Then, years later, Jack fell ill and died. When he faced Judgment, to no one’s surprise, he was rejected from entering Heaven. Unfortunately, this meant he was forced to go to Hell.

The Devil laughed gleefully at the sight of the dejected Jack.

“I have no place to go but here,” Jack admitted upon seeing the Devil.

“That’s right,” said the Devil. “You have nowhere to go. After all, you won fair and square, and a promise is a promise. I will never take you into Hell”

Jack’s dead heart sank as even Hell wouldn’t have him. He was an orphaned soul with no home.

“Then where will I go?” asked Jack.

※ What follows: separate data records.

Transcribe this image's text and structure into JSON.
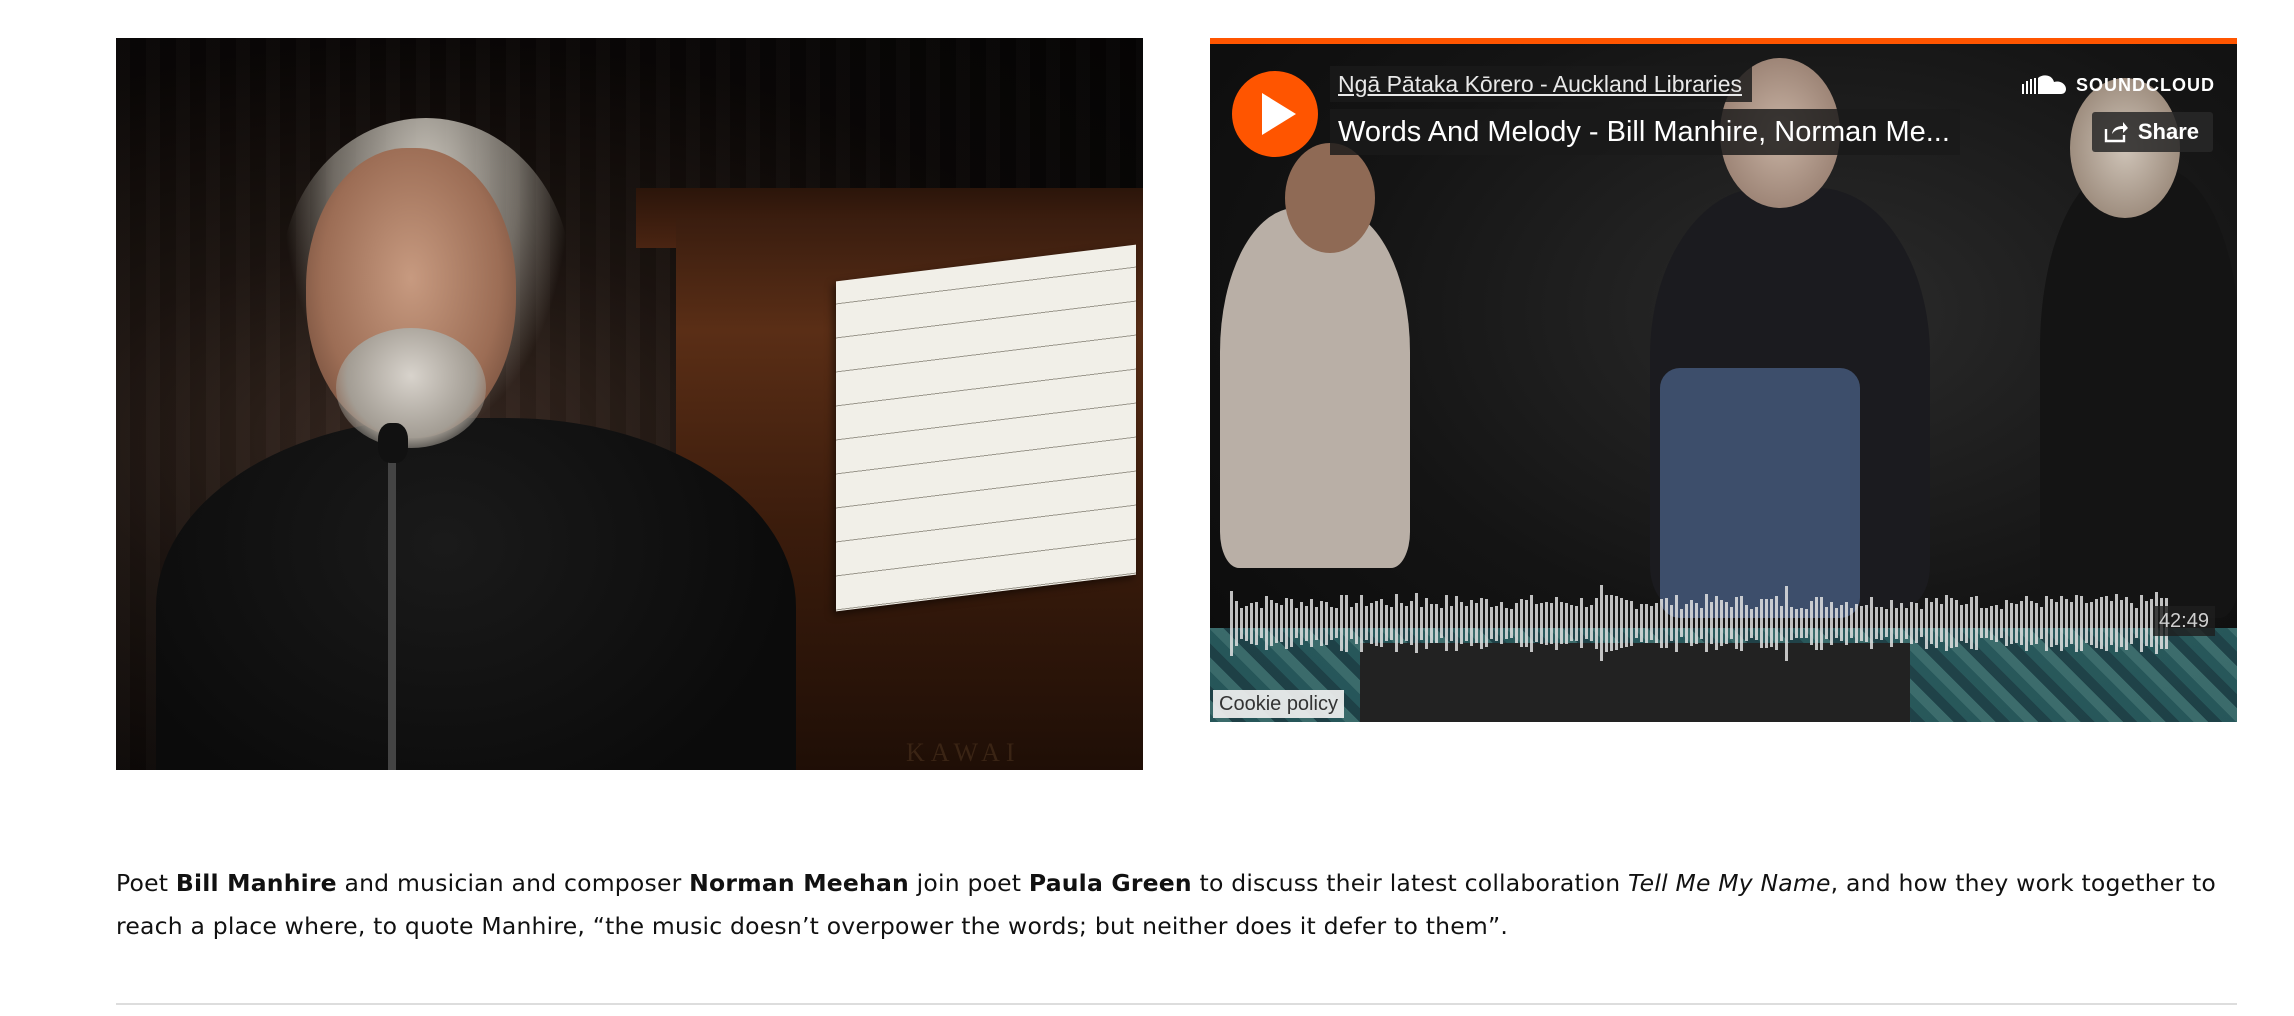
{
  "photo": {
    "alt": "Musician speaking at microphone beside piano",
    "piano_brand": "KAWAI"
  },
  "player": {
    "artist": "Ngā Pātaka Kōrero - Auckland Libraries",
    "track_title": "Words And Melody - Bill Manhire, Norman Me...",
    "logo_text": "SOUNDCLOUD",
    "share_label": "Share",
    "duration": "42:49",
    "cookie_label": "Cookie policy",
    "accent_color": "#ff5500",
    "icons": [
      "play-icon",
      "soundcloud-cloud-icon",
      "share-icon"
    ]
  },
  "caption": {
    "t1": "Poet ",
    "b1": "Bill Manhire",
    "t2": " and musician and composer ",
    "b2": "Norman Meehan",
    "t3": " join poet ",
    "b3": "Paula Green",
    "t4": " to discuss their latest collaboration ",
    "i1": "Tell Me My Name",
    "t5": ", and how they work together to reach a place where, to quote Manhire, “the music doesn’t overpower the words; but neither does it defer to them”."
  }
}
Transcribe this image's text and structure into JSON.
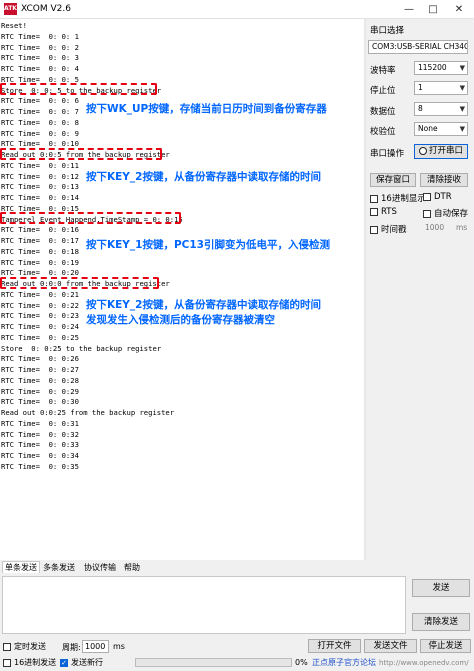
{
  "window": {
    "app_icon": "ATK",
    "title": "XCOM V2.6"
  },
  "log_lines": [
    "Reset!",
    "RTC Time=  0: 0: 1",
    "RTC Time=  0: 0: 2",
    "RTC Time=  0: 0: 3",
    "RTC Time=  0: 0: 4",
    "RTC Time=  0: 0: 5",
    "Store  0: 0: 5 to the backup register",
    "RTC Time=  0: 0: 6",
    "RTC Time=  0: 0: 7",
    "RTC Time=  0: 0: 8",
    "RTC Time=  0: 0: 9",
    "RTC Time=  0: 0:10",
    "Read out 0:0:5 from the backup register",
    "RTC Time=  0: 0:11",
    "RTC Time=  0: 0:12",
    "RTC Time=  0: 0:13",
    "RTC Time=  0: 0:14",
    "RTC Time=  0: 0:15",
    "Tamperel Event Happend.TimeStamp = 0: 0:15",
    "RTC Time=  0: 0:16",
    "RTC Time=  0: 0:17",
    "RTC Time=  0: 0:18",
    "RTC Time=  0: 0:19",
    "RTC Time=  0: 0:20",
    "Read out 0:0:0 from the backup register",
    "RTC Time=  0: 0:21",
    "RTC Time=  0: 0:22",
    "RTC Time=  0: 0:23",
    "RTC Time=  0: 0:24",
    "RTC Time=  0: 0:25",
    "Store  0: 0:25 to the backup register",
    "RTC Time=  0: 0:26",
    "RTC Time=  0: 0:27",
    "RTC Time=  0: 0:28",
    "RTC Time=  0: 0:29",
    "RTC Time=  0: 0:30",
    "Read out 0:0:25 from the backup register",
    "RTC Time=  0: 0:31",
    "RTC Time=  0: 0:32",
    "RTC Time=  0: 0:33",
    "RTC Time=  0: 0:34",
    "RTC Time=  0: 0:35"
  ],
  "annotations": [
    "按下WK_UP按键，存储当前日历时间到备份寄存器",
    "按下KEY_2按键，从备份寄存器中读取存储的时间",
    "按下KEY_1按键，PC13引脚变为低电平，入侵检测",
    "按下KEY_2按键，从备份寄存器中读取存储的时间",
    "发现发生入侵检测后的备份寄存器被清空"
  ],
  "panel": {
    "port_select_label": "串口选择",
    "port_value": "COM3:USB-SERIAL CH34C",
    "baud_label": "波特率",
    "baud_value": "115200",
    "stopbits_label": "停止位",
    "stopbits_value": "1",
    "databits_label": "数据位",
    "databits_value": "8",
    "parity_label": "校验位",
    "parity_value": "None",
    "port_op_label": "串口操作",
    "open_port_button": "打开串口",
    "save_window_button": "保存窗口",
    "clear_recv_button": "清除接收",
    "hex_display_label": "16进制显示",
    "dtr_label": "DTR",
    "rts_label": "RTS",
    "autosave_label": "自动保存",
    "timestamp_label": "时间戳",
    "timestamp_value": "1000",
    "timestamp_unit": "ms"
  },
  "tabs": [
    "单条发送",
    "多条发送",
    "协议传输",
    "帮助"
  ],
  "send": {
    "send_button": "发送",
    "clear_send_button": "清除发送",
    "timed_send_label": "定时发送",
    "period_label": "周期:",
    "period_value": "1000",
    "period_unit": "ms",
    "open_file_button": "打开文件",
    "send_file_button": "发送文件",
    "stop_send_button": "停止发送",
    "hex_send_label": "16进制发送",
    "send_newline_label": "发送新行",
    "progress_value": 0,
    "progress_text": "0%"
  },
  "watermark": {
    "text": "正点原子官方论坛",
    "url": "http://www.openedv.com/"
  },
  "colors": {
    "annotation": "#0066ff",
    "highlight": "#e60012"
  }
}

“Nowhere,” the Devil replied. “You were hated in life, you’re too wicked for Heaven, and you have no home here. No one wants you, Jack. You’re all alone.”

In a moment of genuine sorrow, the pitiful Jack muttered, “But how will I find my way?”

Just to mock the poor mortal, the Devil grabbed a single ember of hellfire and threw it at Jack. Then, he returned to his pit, leaving Jack all alone.

Jack sat by the light of the ember, wondering where he would go and how he would find his way in the darkness. Then, seeing the glow of the ember, he got an idea for how to light the way on his travels: with his lucky turnip. He took the turnip out of his pocket, hollowed it out, and placed the ember inside to make a lantern that he could use as he wandered about in search of a home.

Out of sympathy for the wandering ghost of Jack, his old neighbors put out lights to guide him on his endless travels. As the story spread, so did the tradition of placing out lanterns for Jack.

Even today, the people of the world carve Jack-o-Lanterns and light them on Halloween. Most of us think of it as just a fun pastime–a way of being festive, but these fun little decorations were originally meant to light the way for Jack and other wandering spirits.

Don’t let the lore deter you, however. In fact, I encourage you to all to set a Jack-o-Lantern out on Halloween. The drifting spirits will appreciate it, I’m sure. Who knows? The home they decide to settle down in might even be yours.

Happy Halloween.

jackolantern

Ghost Video Captured in Cemetery

Posted in General, Internet Legends, Non-Fiction with tags , , , , on October 28, 2009 by smilingjacks

This is another old favorite that’s been on the Internet for years. Longtime paranormal fans will probably recognize it. If you haven’t seen it before, then be sure and dim the lights, turn up the volume (it’s not a screamer, don’t worry) and be creeped out.

Ah, the paranormal. A strange and sometimes terrifying subject.